* _What is being asked_: Copy all lines holding the word "price" from the entries.

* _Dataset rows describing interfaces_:
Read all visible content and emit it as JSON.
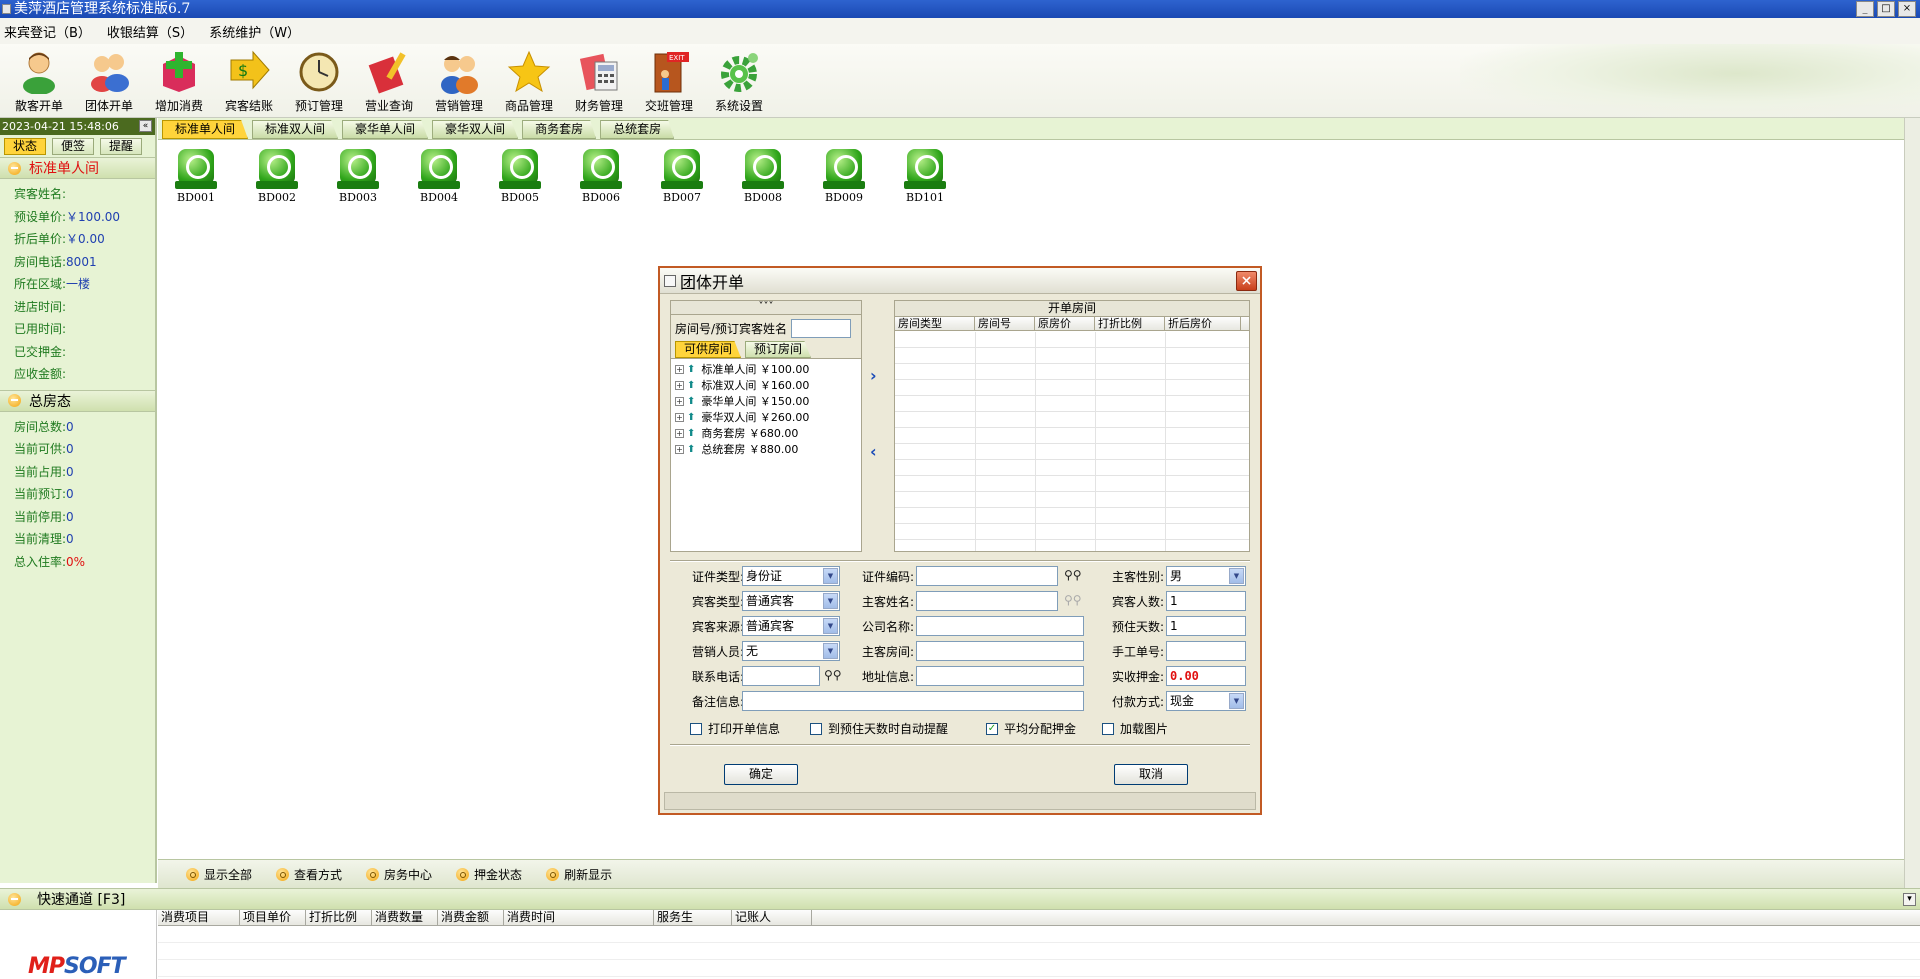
{
  "window": {
    "title": "美萍酒店管理系统标准版6.7",
    "buttons": [
      "_",
      "□",
      "×"
    ]
  },
  "menu": [
    {
      "label": "来宾登记（B）"
    },
    {
      "label": "收银结算（S）"
    },
    {
      "label": "系统维护（W）"
    }
  ],
  "toolbar": [
    {
      "label": "散客开单",
      "icon": "person-icon"
    },
    {
      "label": "团体开单",
      "icon": "group-icon"
    },
    {
      "label": "增加消费",
      "icon": "add-consume-icon"
    },
    {
      "label": "宾客结账",
      "icon": "checkout-icon"
    },
    {
      "label": "预订管理",
      "icon": "clock-icon"
    },
    {
      "label": "营业查询",
      "icon": "query-icon"
    },
    {
      "label": "营销管理",
      "icon": "marketing-icon"
    },
    {
      "label": "商品管理",
      "icon": "star-icon"
    },
    {
      "label": "财务管理",
      "icon": "calculator-icon"
    },
    {
      "label": "交班管理",
      "icon": "exit-icon"
    },
    {
      "label": "系统设置",
      "icon": "gear-icon"
    }
  ],
  "left": {
    "datetime": "2023-04-21 15:48:06",
    "collapse": "«",
    "tabs": [
      "状态",
      "便签",
      "提醒"
    ],
    "section1": {
      "title": "标准单人间",
      "rows": [
        {
          "label": "宾客姓名:",
          "value": ""
        },
        {
          "label": "预设单价:",
          "value": "￥100.00"
        },
        {
          "label": "折后单价:",
          "value": "￥0.00"
        },
        {
          "label": "房间电话:",
          "value": "8001"
        },
        {
          "label": "所在区域:",
          "value": "一楼"
        },
        {
          "label": "进店时间:",
          "value": ""
        },
        {
          "label": "已用时间:",
          "value": ""
        },
        {
          "label": "已交押金:",
          "value": ""
        },
        {
          "label": "应收金额:",
          "value": ""
        }
      ]
    },
    "section2": {
      "title": "总房态",
      "rows": [
        {
          "label": "房间总数:",
          "value": "0"
        },
        {
          "label": "当前可供:",
          "value": "0"
        },
        {
          "label": "当前占用:",
          "value": "0"
        },
        {
          "label": "当前预订:",
          "value": "0"
        },
        {
          "label": "当前停用:",
          "value": "0"
        },
        {
          "label": "当前清理:",
          "value": "0"
        },
        {
          "label": "总入住率:",
          "value": "0%"
        }
      ]
    }
  },
  "room_tabs": [
    "标准单人间",
    "标准双人间",
    "豪华单人间",
    "豪华双人间",
    "商务套房",
    "总统套房"
  ],
  "rooms": [
    "BD001",
    "BD002",
    "BD003",
    "BD004",
    "BD005",
    "BD006",
    "BD007",
    "BD008",
    "BD009",
    "BD101"
  ],
  "bottom_actions": [
    "显示全部",
    "查看方式",
    "房务中心",
    "押金状态",
    "刷新显示"
  ],
  "quick": {
    "title": "快速通道 [F3]",
    "expand": "¥"
  },
  "logo": {
    "part1": "MP",
    "part2": "SOFT"
  },
  "consume_grid": {
    "columns": [
      "消费项目",
      "项目单价",
      "打折比例",
      "消费数量",
      "消费金额",
      "消费时间",
      "服务生",
      "记账人"
    ]
  },
  "dialog": {
    "title": "团体开单",
    "close": "×",
    "left_head": "˅˅˅",
    "search_label": "房间号/预订宾客姓名",
    "search_value": "",
    "sub_tabs": [
      "可供房间",
      "预订房间"
    ],
    "tree": [
      {
        "name": "标准单人间",
        "price": "￥100.00"
      },
      {
        "name": "标准双人间",
        "price": "￥160.00"
      },
      {
        "name": "豪华单人间",
        "price": "￥150.00"
      },
      {
        "name": "豪华双人间",
        "price": "￥260.00"
      },
      {
        "name": "商务套房",
        "price": "￥680.00"
      },
      {
        "name": "总统套房",
        "price": "￥880.00"
      }
    ],
    "move_right": "›",
    "move_left": "‹",
    "right_head": "开单房间",
    "right_columns": [
      "房间类型",
      "房间号",
      "原房价",
      "打折比例",
      "折后房价"
    ],
    "fields": {
      "id_type_label": "证件类型:",
      "id_type": "身份证",
      "id_no_label": "证件编码:",
      "id_no": "",
      "gender_label": "主客性别:",
      "gender": "男",
      "guest_type_label": "宾客类型:",
      "guest_type": "普通宾客",
      "main_name_label": "主客姓名:",
      "main_name": "",
      "guest_count_label": "宾客人数:",
      "guest_count": "1",
      "source_label": "宾客来源:",
      "source": "普通宾客",
      "company_label": "公司名称:",
      "company": "",
      "days_label": "预住天数:",
      "days": "1",
      "sales_label": "营销人员:",
      "sales": "无",
      "main_room_label": "主客房间:",
      "main_room": "",
      "manual_no_label": "手工单号:",
      "manual_no": "",
      "phone_label": "联系电话:",
      "phone": "",
      "address_label": "地址信息:",
      "address": "",
      "deposit_label": "实收押金:",
      "deposit": "0.00",
      "remark_label": "备注信息:",
      "remark": "",
      "pay_label": "付款方式:",
      "pay": "现金"
    },
    "checks": [
      {
        "label": "打印开单信息",
        "checked": false
      },
      {
        "label": "到预住天数时自动提醒",
        "checked": false
      },
      {
        "label": "平均分配押金",
        "checked": true
      },
      {
        "label": "加载图片",
        "checked": false
      }
    ],
    "ok": "确定",
    "cancel": "取消"
  }
}
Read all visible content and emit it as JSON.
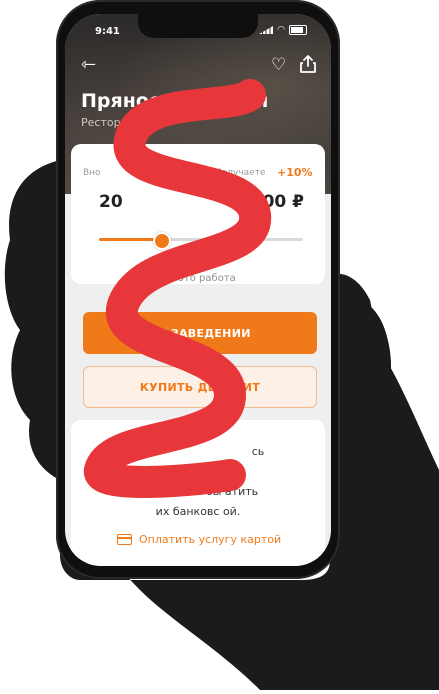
{
  "status": {
    "time": "9:41"
  },
  "place": {
    "title": "Пряности и ра  ти",
    "subtitle": "Ресторан"
  },
  "deposit": {
    "label_left": "Вно",
    "label_right": "Получаете",
    "bonus_percent": "+10%",
    "amount_left": "20",
    "amount_right": "0 000 ₽",
    "slider_fraction": 0.3
  },
  "how_it_works": "Как это работа",
  "buttons": {
    "primary": "ОТ         ЗАВЕДЕНИИ",
    "secondary": "КУПИТЬ ДЕПОЗИТ"
  },
  "info": {
    "lines": [
      "сь",
      "услуг        ения?",
      "Вы можете бы        атить",
      "их банковс        ой."
    ]
  },
  "pay_link": "Оплатить услугу картой",
  "colors": {
    "accent": "#f07a1a",
    "scribble": "#e8373a",
    "hand": "#1b1b1b"
  },
  "icons": [
    "back-icon",
    "heart-icon",
    "share-icon",
    "info-icon",
    "card-icon"
  ]
}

* _Response to this task_:
        "price": "￥100.00"
        "price": "￥160.00"
        "price": "￥150.00"
        "price": "￥260.00"
        "price": "￥680.00"
        "price": "￥880.00"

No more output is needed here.